The State of Connecticut has strong requirements for hospital reporting of adverse events. This year, hospitals reported a rate of serious pressure ulcer development at only half of that reported last year. Dr. Mary Reich Cooper, vice president and chief quality officer for the Connecticut Hospital Association, said the state’s hospitals are making extensive efforts to identify patients at risk of ... pressure sores upon admission.
The Greater New York Hospital Association, a trade association comprising hospitals in New York, New Jersey, Connecticut and Rhode Island, just announced their free organizational assessment of a pressure ulcer prevention and management program.
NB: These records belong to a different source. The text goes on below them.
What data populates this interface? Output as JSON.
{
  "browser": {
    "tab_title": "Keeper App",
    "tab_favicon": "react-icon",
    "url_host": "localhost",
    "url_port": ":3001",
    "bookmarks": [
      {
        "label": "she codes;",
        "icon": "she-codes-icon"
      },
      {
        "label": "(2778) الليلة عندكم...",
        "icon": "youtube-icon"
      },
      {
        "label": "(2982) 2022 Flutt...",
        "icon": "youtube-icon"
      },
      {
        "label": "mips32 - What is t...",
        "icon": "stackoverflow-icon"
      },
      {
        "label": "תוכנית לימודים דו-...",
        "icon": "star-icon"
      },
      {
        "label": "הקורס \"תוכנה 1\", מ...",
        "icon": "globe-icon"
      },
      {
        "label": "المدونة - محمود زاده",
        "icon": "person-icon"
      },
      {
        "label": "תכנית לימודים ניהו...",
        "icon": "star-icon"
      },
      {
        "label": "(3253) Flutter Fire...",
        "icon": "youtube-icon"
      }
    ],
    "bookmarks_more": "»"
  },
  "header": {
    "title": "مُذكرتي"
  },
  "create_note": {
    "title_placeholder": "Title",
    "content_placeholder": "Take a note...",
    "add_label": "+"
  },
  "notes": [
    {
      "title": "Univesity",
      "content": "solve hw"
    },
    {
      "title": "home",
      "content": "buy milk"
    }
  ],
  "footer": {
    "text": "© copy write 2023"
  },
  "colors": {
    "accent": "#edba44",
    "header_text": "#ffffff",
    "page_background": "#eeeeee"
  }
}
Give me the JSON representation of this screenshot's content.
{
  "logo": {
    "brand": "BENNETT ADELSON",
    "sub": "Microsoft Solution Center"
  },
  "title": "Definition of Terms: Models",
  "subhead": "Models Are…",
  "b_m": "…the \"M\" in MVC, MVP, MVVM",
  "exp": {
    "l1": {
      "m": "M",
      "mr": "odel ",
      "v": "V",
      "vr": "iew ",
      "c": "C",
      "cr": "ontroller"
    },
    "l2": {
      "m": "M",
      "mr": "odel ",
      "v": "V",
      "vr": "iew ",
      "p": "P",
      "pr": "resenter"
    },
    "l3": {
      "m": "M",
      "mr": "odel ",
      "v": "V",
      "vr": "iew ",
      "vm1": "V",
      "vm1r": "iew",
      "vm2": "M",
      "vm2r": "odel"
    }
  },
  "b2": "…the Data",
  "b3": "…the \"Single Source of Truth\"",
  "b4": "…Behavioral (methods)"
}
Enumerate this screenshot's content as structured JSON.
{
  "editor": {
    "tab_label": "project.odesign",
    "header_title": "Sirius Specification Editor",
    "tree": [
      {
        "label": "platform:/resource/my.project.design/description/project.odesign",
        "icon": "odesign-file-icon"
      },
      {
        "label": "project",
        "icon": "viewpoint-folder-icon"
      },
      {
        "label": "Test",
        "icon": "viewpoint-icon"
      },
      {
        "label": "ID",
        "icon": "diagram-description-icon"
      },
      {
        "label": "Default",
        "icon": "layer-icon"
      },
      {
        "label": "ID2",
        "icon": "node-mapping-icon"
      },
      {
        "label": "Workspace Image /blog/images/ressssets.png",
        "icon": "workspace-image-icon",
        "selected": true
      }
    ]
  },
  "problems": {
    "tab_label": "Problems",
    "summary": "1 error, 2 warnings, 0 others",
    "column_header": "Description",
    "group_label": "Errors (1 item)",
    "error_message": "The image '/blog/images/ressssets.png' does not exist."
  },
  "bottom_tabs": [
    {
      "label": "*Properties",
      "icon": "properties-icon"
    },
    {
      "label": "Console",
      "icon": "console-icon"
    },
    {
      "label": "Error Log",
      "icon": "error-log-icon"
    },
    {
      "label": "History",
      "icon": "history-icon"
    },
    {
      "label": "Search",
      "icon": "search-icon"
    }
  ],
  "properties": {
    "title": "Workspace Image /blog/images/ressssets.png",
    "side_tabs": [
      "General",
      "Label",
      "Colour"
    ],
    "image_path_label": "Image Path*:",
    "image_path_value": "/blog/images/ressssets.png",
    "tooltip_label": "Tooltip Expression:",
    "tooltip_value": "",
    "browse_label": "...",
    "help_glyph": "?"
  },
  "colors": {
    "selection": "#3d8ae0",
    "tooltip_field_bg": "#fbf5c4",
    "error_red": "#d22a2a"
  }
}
The program requires that "all consumers receive a comprehansive skin inspection and risk assessment by a registered nurse at time of initiation of services by your organization". Interventions to be considered for all at-risk patients include "pressure reduction, off-loading, pressure redistribution, the need for special mattress....devices."
Little by little, we believe the essentials of the NDF Prevention Protocol (Advances in Skin & Wound Care, July 2008) are being acted upon by hospital officials.